◆ **About this task**
I would like the listing below retyped exactly, line by line.

◆ **Information supplied**
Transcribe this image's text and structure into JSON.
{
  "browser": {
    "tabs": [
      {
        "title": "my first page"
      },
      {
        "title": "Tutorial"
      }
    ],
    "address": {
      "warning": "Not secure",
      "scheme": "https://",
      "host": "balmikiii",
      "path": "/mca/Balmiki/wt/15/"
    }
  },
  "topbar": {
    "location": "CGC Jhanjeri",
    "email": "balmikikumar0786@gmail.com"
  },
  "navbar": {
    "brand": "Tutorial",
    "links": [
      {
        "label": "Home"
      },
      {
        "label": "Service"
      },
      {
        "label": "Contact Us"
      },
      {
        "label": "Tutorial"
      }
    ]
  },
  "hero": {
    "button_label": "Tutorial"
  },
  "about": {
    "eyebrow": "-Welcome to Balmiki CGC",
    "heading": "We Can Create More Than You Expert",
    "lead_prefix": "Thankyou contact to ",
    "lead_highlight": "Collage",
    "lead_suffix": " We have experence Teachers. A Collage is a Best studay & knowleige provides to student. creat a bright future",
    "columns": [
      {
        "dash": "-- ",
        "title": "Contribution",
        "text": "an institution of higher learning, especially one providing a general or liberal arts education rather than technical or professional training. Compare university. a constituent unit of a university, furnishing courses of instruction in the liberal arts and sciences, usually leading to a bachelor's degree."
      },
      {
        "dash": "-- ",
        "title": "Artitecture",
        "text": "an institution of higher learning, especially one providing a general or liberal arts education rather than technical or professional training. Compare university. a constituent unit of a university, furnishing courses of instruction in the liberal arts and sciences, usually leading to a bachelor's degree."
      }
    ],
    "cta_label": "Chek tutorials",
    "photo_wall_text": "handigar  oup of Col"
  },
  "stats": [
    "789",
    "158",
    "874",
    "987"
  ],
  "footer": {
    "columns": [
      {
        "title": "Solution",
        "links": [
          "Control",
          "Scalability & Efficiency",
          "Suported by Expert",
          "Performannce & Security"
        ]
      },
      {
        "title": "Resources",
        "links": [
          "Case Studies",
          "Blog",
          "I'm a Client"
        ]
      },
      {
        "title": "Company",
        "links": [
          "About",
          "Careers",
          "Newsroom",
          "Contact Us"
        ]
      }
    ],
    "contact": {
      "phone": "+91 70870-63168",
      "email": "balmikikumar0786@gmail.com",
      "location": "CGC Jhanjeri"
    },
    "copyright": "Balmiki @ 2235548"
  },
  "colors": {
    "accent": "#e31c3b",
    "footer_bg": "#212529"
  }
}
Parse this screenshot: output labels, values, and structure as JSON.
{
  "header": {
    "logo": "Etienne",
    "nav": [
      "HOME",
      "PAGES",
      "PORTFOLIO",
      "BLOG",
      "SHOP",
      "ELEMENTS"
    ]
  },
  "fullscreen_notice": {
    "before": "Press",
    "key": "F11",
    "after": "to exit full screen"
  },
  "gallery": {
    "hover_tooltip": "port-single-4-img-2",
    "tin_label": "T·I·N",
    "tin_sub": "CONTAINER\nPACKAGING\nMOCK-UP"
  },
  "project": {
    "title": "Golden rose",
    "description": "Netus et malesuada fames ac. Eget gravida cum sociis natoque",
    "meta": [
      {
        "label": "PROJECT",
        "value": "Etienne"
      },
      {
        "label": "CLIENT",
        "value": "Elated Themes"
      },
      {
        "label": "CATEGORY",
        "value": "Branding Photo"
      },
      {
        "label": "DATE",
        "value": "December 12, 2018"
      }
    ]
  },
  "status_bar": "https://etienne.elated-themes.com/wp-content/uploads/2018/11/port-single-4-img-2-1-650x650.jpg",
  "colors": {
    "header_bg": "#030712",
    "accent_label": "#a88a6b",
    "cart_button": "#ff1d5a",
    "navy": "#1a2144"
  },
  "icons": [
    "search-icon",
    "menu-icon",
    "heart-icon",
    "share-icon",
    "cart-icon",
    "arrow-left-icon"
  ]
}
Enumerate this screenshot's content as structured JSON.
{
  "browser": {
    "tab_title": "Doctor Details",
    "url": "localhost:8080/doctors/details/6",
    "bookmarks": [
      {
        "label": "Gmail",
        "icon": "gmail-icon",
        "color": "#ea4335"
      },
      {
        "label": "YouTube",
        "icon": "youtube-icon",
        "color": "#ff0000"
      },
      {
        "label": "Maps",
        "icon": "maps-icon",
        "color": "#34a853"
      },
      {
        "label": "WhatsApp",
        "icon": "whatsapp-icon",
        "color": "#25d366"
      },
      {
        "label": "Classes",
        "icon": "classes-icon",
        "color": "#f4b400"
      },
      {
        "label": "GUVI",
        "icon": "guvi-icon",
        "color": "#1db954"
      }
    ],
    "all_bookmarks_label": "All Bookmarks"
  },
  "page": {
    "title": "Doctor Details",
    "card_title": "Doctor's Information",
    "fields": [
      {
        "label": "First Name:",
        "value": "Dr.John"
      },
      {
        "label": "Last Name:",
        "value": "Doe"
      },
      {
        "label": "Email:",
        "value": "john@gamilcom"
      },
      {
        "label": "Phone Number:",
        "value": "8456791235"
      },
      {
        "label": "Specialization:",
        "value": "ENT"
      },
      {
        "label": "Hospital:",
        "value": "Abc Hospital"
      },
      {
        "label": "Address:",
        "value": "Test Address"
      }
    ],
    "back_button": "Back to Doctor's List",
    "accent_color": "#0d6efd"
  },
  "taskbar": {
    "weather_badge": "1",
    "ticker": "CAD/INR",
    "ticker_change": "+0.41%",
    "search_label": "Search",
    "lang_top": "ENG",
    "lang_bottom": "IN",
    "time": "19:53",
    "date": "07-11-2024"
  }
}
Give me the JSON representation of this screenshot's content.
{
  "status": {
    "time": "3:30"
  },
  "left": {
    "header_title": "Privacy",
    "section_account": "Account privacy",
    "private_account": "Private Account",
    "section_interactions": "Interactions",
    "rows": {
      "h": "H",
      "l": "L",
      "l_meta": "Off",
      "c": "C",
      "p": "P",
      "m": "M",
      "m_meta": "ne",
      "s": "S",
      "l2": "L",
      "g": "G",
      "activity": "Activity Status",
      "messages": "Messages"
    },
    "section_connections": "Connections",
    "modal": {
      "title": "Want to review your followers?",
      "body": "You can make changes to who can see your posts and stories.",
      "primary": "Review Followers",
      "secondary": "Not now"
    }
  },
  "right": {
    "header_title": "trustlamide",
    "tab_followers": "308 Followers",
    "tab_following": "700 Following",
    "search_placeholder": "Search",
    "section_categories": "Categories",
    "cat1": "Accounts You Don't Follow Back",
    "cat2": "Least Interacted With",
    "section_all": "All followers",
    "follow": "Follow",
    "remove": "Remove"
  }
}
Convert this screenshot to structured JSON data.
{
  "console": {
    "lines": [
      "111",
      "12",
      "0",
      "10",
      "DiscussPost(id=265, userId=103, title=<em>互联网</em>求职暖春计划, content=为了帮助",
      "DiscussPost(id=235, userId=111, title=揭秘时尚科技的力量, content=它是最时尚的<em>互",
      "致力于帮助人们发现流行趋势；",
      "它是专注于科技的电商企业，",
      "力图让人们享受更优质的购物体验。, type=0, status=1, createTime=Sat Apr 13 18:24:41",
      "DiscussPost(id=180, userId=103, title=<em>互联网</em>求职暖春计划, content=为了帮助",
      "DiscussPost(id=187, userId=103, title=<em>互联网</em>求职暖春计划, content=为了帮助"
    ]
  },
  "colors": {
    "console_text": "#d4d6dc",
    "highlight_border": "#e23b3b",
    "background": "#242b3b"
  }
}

◆ **Response to this task**
Transcribe this image's text and structure into JSON.
{
  "browser": {
    "tabs": [
      {
        "title": "my first page"
      },
      {
        "title": "Tutorial"
      }
    ],
    "address": {
      "warning": "Not secure",
      "scheme": "https://",
      "host": "balmikiii",
      "path": "/mca/Balmiki/wt/15/"
    }
  },
  "topbar": {
    "location": "CGC Jhanjeri",
    "email": "balmikikumar0786@gmail.com"
  },
  "navbar": {
    "brand": "Tutorial",
    "links": [
      {
        "label": "Home"
      },
      {
        "label": "Service"
      },
      {
        "label": "Contact Us"
      },
      {
        "label": "Tutorial"
      }
    ]
  },
  "hero": {
    "button_label": "Tutorial"
  },
  "about": {
    "eyebrow": "-Welcome to Balmiki CGC",
    "heading": "We Can Create More Than You Expert",
    "lead_prefix": "Thankyou contact to ",
    "lead_highlight": "Collage",
    "lead_suffix": " We have experence Teachers. A Collage is a Best studay & knowleige provides to student. creat a bright future",
    "columns": [
      {
        "dash": "-- ",
        "title": "Contribution",
        "text": "an institution of higher learning, especially one providing a general or liberal arts education rather than technical or professional training. Compare university. a constituent unit of a university, furnishing courses of instruction in the liberal arts and sciences, usually leading to a bachelor's degree."
      },
      {
        "dash": "-- ",
        "title": "Artitecture",
        "text": "an institution of higher learning, especially one providing a general or liberal arts education rather than technical or professional training. Compare university. a constituent unit of a university, furnishing courses of instruction in the liberal arts and sciences, usually leading to a bachelor's degree."
      }
    ],
    "cta_label": "Chek tutorials",
    "photo_wall_text": "handigar  oup of Col"
  },
  "stats": [
    "789",
    "158",
    "874",
    "987"
  ],
  "footer": {
    "columns": [
      {
        "title": "Solution",
        "links": [
          "Control",
          "Scalability & Efficiency",
          "Suported by Expert",
          "Performannce & Security"
        ]
      },
      {
        "title": "Resources",
        "links": [
          "Case Studies",
          "Blog",
          "I'm a Client"
        ]
      },
      {
        "title": "Company",
        "links": [
          "About",
          "Careers",
          "Newsroom",
          "Contact Us"
        ]
      }
    ],
    "contact": {
      "phone": "+91 70870-63168",
      "email": "balmikikumar0786@gmail.com",
      "location": "CGC Jhanjeri"
    },
    "copyright": "Balmiki @ 2235548"
  },
  "colors": {
    "accent": "#e31c3b",
    "footer_bg": "#212529"
  }
}
Parse this screenshot: output labels, values, and structure as JSON.
{
  "header": {
    "logo": "Etienne",
    "nav": [
      "HOME",
      "PAGES",
      "PORTFOLIO",
      "BLOG",
      "SHOP",
      "ELEMENTS"
    ]
  },
  "fullscreen_notice": {
    "before": "Press",
    "key": "F11",
    "after": "to exit full screen"
  },
  "gallery": {
    "hover_tooltip": "port-single-4-img-2",
    "tin_label": "T·I·N",
    "tin_sub": "CONTAINER\nPACKAGING\nMOCK-UP"
  },
  "project": {
    "title": "Golden rose",
    "description": "Netus et malesuada fames ac. Eget gravida cum sociis natoque",
    "meta": [
      {
        "label": "PROJECT",
        "value": "Etienne"
      },
      {
        "label": "CLIENT",
        "value": "Elated Themes"
      },
      {
        "label": "CATEGORY",
        "value": "Branding Photo"
      },
      {
        "label": "DATE",
        "value": "December 12, 2018"
      }
    ]
  },
  "status_bar": "https://etienne.elated-themes.com/wp-content/uploads/2018/11/port-single-4-img-2-1-650x650.jpg",
  "colors": {
    "header_bg": "#030712",
    "accent_label": "#a88a6b",
    "cart_button": "#ff1d5a",
    "navy": "#1a2144"
  },
  "icons": [
    "search-icon",
    "menu-icon",
    "heart-icon",
    "share-icon",
    "cart-icon",
    "arrow-left-icon"
  ]
}
Enumerate this screenshot's content as structured JSON.
{
  "browser": {
    "tab_title": "Doctor Details",
    "url": "localhost:8080/doctors/details/6",
    "bookmarks": [
      {
        "label": "Gmail",
        "icon": "gmail-icon",
        "color": "#ea4335"
      },
      {
        "label": "YouTube",
        "icon": "youtube-icon",
        "color": "#ff0000"
      },
      {
        "label": "Maps",
        "icon": "maps-icon",
        "color": "#34a853"
      },
      {
        "label": "WhatsApp",
        "icon": "whatsapp-icon",
        "color": "#25d366"
      },
      {
        "label": "Classes",
        "icon": "classes-icon",
        "color": "#f4b400"
      },
      {
        "label": "GUVI",
        "icon": "guvi-icon",
        "color": "#1db954"
      }
    ],
    "all_bookmarks_label": "All Bookmarks"
  },
  "page": {
    "title": "Doctor Details",
    "card_title": "Doctor's Information",
    "fields": [
      {
        "label": "First Name:",
        "value": "Dr.John"
      },
      {
        "label": "Last Name:",
        "value": "Doe"
      },
      {
        "label": "Email:",
        "value": "john@gamilcom"
      },
      {
        "label": "Phone Number:",
        "value": "8456791235"
      },
      {
        "label": "Specialization:",
        "value": "ENT"
      },
      {
        "label": "Hospital:",
        "value": "Abc Hospital"
      },
      {
        "label": "Address:",
        "value": "Test Address"
      }
    ],
    "back_button": "Back to Doctor's List",
    "accent_color": "#0d6efd"
  },
  "taskbar": {
    "weather_badge": "1",
    "ticker": "CAD/INR",
    "ticker_change": "+0.41%",
    "search_label": "Search",
    "lang_top": "ENG",
    "lang_bottom": "IN",
    "time": "19:53",
    "date": "07-11-2024"
  }
}
Give me the JSON representation of this screenshot's content.
{
  "status": {
    "time": "3:30"
  },
  "left": {
    "header_title": "Privacy",
    "section_account": "Account privacy",
    "private_account": "Private Account",
    "section_interactions": "Interactions",
    "rows": {
      "h": "H",
      "l": "L",
      "l_meta": "Off",
      "c": "C",
      "p": "P",
      "m": "M",
      "m_meta": "ne",
      "s": "S",
      "l2": "L",
      "g": "G",
      "activity": "Activity Status",
      "messages": "Messages"
    },
    "section_connections": "Connections",
    "modal": {
      "title": "Want to review your followers?",
      "body": "You can make changes to who can see your posts and stories.",
      "primary": "Review Followers",
      "secondary": "Not now"
    }
  },
  "right": {
    "header_title": "trustlamide",
    "tab_followers": "308 Followers",
    "tab_following": "700 Following",
    "search_placeholder": "Search",
    "section_categories": "Categories",
    "cat1": "Accounts You Don't Follow Back",
    "cat2": "Least Interacted With",
    "section_all": "All followers",
    "follow": "Follow",
    "remove": "Remove"
  }
}
Convert this screenshot to structured JSON data.
{
  "console": {
    "lines": [
      "111",
      "12",
      "0",
      "10",
      "DiscussPost(id=265, userId=103, title=<em>互联网</em>求职暖春计划, content=为了帮助",
      "DiscussPost(id=235, userId=111, title=揭秘时尚科技的力量, content=它是最时尚的<em>互",
      "致力于帮助人们发现流行趋势；",
      "它是专注于科技的电商企业，",
      "力图让人们享受更优质的购物体验。, type=0, status=1, createTime=Sat Apr 13 18:24:41",
      "DiscussPost(id=180, userId=103, title=<em>互联网</em>求职暖春计划, content=为了帮助",
      "DiscussPost(id=187, userId=103, title=<em>互联网</em>求职暖春计划, content=为了帮助"
    ]
  },
  "colors": {
    "console_text": "#d4d6dc",
    "highlight_border": "#e23b3b",
    "background": "#242b3b"
  }
}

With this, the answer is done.